• [WHAT IS EXPECTED]: Looking through the data below, work out how many lines have the word "color". Reply with that number only.

=== MATERIAL PROVIDED ===

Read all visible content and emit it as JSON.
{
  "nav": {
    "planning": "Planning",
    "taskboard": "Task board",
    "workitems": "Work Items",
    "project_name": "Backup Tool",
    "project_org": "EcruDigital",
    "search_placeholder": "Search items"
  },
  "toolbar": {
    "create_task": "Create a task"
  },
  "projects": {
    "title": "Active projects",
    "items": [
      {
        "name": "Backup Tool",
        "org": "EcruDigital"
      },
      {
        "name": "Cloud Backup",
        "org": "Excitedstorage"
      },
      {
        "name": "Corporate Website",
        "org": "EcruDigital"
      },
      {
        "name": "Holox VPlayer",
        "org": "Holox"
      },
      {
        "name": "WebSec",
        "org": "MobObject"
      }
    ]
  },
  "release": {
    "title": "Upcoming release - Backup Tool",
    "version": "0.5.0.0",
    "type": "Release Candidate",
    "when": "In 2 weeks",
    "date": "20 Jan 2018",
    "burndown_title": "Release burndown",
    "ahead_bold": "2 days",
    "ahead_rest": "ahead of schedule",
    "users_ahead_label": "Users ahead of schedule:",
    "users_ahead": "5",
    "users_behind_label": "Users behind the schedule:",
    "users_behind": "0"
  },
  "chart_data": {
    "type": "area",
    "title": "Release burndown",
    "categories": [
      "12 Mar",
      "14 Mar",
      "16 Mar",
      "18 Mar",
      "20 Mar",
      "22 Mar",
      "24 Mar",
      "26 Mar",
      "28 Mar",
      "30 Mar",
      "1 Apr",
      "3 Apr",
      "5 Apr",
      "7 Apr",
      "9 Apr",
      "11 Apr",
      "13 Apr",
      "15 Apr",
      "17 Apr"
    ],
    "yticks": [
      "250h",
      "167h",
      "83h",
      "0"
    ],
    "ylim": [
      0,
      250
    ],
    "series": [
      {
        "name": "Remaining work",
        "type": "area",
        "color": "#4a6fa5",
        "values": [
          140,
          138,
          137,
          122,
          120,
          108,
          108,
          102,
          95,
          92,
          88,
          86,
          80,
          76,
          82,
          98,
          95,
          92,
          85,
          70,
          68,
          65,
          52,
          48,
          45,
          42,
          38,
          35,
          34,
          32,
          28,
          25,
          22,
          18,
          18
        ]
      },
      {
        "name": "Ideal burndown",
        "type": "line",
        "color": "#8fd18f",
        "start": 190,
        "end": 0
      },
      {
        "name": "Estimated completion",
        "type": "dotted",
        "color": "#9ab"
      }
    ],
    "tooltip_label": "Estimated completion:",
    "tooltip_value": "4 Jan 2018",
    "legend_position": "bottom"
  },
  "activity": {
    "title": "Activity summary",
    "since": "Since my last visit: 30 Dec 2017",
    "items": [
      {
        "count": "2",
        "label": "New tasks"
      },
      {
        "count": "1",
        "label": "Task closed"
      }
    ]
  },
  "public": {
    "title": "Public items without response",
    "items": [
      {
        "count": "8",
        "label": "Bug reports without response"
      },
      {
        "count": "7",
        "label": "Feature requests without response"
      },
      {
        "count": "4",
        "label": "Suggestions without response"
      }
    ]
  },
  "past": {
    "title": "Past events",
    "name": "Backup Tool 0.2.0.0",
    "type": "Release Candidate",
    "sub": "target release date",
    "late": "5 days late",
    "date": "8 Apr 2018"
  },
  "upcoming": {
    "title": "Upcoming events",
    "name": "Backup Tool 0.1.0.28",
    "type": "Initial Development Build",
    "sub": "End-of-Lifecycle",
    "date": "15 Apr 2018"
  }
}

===

• [THE ANSWER]: 3